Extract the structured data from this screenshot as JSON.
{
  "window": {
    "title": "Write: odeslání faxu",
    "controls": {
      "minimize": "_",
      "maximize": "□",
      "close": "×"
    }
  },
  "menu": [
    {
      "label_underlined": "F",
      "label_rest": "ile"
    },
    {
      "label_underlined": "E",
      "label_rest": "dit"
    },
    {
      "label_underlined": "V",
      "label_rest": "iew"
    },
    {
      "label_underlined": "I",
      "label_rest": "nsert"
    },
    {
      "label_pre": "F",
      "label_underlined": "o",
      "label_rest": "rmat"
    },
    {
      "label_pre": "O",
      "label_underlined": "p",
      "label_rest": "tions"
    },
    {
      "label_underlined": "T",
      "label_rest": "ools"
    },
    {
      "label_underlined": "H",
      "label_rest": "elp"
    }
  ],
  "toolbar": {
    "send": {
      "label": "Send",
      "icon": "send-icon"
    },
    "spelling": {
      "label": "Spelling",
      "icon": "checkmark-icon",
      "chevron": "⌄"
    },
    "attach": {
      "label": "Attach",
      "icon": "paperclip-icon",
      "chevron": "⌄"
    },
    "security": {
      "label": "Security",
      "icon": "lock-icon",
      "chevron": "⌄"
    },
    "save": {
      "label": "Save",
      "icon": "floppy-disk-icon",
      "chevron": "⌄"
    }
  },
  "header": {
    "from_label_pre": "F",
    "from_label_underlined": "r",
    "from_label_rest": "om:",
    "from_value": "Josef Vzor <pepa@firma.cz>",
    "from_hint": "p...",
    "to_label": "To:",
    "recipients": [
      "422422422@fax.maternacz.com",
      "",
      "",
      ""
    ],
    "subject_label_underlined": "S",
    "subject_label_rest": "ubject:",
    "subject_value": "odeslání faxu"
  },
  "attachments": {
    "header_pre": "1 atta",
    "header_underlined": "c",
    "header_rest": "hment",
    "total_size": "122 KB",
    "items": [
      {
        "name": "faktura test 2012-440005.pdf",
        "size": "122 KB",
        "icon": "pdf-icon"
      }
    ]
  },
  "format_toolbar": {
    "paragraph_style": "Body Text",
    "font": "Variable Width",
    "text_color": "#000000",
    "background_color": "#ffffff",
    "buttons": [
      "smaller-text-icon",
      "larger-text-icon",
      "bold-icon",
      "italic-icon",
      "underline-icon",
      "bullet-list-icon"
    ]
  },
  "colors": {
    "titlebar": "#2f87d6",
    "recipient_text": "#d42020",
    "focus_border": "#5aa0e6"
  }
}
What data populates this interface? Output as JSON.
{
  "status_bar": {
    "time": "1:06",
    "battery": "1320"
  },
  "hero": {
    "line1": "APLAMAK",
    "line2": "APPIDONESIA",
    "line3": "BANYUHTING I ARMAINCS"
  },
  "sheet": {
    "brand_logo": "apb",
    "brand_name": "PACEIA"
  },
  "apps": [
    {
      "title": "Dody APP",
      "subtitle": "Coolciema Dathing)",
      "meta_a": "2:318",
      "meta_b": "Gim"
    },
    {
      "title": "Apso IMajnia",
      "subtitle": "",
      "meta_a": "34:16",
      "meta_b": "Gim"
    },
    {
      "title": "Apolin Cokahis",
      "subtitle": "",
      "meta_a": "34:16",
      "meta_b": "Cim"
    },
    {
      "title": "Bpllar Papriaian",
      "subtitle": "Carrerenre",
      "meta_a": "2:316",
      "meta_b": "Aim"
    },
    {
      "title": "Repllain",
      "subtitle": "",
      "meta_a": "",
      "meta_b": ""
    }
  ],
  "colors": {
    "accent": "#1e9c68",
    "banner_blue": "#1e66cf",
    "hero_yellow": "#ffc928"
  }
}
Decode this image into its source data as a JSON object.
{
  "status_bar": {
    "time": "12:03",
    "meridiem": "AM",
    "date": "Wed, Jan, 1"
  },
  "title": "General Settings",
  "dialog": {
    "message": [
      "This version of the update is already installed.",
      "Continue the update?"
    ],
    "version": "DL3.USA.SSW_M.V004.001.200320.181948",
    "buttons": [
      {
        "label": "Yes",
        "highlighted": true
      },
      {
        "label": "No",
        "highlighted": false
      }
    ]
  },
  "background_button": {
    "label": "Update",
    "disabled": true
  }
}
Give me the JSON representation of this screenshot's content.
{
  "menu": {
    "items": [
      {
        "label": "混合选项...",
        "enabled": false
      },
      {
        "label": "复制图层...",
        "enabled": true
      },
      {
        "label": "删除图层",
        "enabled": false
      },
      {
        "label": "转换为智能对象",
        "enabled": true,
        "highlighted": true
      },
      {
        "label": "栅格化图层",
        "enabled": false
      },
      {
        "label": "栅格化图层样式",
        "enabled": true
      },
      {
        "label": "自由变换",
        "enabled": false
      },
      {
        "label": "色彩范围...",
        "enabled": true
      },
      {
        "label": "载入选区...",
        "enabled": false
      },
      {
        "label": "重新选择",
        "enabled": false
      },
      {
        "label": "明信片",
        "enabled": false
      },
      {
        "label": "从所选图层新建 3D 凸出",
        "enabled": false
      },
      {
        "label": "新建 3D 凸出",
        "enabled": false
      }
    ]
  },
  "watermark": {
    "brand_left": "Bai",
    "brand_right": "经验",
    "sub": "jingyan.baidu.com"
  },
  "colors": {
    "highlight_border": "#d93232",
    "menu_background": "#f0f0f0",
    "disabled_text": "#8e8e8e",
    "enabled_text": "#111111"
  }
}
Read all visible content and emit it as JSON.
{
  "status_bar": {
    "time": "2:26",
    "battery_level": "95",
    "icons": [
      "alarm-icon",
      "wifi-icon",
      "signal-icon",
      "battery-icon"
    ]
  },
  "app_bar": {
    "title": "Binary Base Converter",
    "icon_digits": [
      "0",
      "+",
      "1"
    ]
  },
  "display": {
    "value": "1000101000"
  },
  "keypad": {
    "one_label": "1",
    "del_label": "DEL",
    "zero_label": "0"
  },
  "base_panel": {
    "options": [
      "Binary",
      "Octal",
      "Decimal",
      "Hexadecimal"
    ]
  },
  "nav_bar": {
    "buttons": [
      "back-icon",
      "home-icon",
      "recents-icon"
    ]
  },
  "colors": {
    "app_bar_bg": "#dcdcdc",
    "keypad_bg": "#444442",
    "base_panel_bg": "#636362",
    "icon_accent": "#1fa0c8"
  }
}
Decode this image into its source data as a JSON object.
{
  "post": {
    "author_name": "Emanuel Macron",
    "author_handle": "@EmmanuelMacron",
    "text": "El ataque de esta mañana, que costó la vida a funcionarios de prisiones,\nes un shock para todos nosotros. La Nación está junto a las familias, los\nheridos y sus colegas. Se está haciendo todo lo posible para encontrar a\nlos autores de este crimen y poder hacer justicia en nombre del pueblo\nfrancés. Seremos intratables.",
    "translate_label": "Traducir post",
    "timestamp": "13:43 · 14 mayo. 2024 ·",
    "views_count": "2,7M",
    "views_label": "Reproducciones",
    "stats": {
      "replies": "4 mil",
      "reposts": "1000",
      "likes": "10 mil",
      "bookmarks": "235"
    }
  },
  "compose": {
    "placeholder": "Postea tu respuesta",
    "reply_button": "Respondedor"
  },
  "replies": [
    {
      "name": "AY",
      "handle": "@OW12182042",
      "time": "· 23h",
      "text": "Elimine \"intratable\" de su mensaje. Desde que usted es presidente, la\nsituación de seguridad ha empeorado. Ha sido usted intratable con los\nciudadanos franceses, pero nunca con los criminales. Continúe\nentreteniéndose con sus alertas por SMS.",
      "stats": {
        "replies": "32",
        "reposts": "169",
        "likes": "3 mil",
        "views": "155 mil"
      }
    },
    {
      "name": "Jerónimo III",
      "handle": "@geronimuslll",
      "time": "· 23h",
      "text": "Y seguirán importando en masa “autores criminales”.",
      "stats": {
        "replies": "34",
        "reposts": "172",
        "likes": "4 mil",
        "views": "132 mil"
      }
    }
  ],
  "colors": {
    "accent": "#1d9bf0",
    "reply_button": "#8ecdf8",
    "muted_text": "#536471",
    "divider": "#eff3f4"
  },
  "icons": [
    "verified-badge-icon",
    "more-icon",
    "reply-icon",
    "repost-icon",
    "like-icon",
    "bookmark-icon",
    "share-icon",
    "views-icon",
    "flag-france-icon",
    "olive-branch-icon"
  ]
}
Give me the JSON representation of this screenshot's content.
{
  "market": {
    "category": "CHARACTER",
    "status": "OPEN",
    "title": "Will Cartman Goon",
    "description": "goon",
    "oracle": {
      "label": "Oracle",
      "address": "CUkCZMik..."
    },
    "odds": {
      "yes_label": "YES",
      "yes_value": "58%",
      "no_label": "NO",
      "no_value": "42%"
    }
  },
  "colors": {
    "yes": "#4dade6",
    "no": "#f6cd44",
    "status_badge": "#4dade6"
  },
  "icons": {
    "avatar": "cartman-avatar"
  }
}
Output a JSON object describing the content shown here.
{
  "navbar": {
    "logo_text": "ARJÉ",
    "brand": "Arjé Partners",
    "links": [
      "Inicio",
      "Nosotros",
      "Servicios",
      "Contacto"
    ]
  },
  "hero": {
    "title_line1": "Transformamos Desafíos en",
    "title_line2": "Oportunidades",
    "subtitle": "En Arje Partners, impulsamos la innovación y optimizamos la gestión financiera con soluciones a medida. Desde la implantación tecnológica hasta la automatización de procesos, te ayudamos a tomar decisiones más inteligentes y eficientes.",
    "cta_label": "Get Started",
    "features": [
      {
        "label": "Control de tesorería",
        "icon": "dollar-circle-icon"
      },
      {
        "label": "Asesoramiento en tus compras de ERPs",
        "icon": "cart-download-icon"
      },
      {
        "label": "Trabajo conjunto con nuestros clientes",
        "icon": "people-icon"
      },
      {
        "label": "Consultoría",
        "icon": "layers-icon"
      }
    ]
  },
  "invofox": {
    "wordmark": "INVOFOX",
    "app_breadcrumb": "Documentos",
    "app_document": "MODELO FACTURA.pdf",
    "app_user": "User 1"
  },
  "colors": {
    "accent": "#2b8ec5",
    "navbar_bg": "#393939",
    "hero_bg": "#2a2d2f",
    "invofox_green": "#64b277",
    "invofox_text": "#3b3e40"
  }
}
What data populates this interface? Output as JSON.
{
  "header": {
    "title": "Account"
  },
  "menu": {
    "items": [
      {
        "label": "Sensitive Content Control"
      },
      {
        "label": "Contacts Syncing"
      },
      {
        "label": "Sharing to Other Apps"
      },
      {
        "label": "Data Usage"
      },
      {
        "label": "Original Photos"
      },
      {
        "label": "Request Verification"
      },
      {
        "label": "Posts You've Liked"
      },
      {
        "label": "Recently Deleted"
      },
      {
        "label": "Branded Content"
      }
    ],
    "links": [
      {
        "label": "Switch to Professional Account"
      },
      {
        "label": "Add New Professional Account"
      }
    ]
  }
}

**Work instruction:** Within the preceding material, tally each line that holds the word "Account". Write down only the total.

**Exercise answer:** 3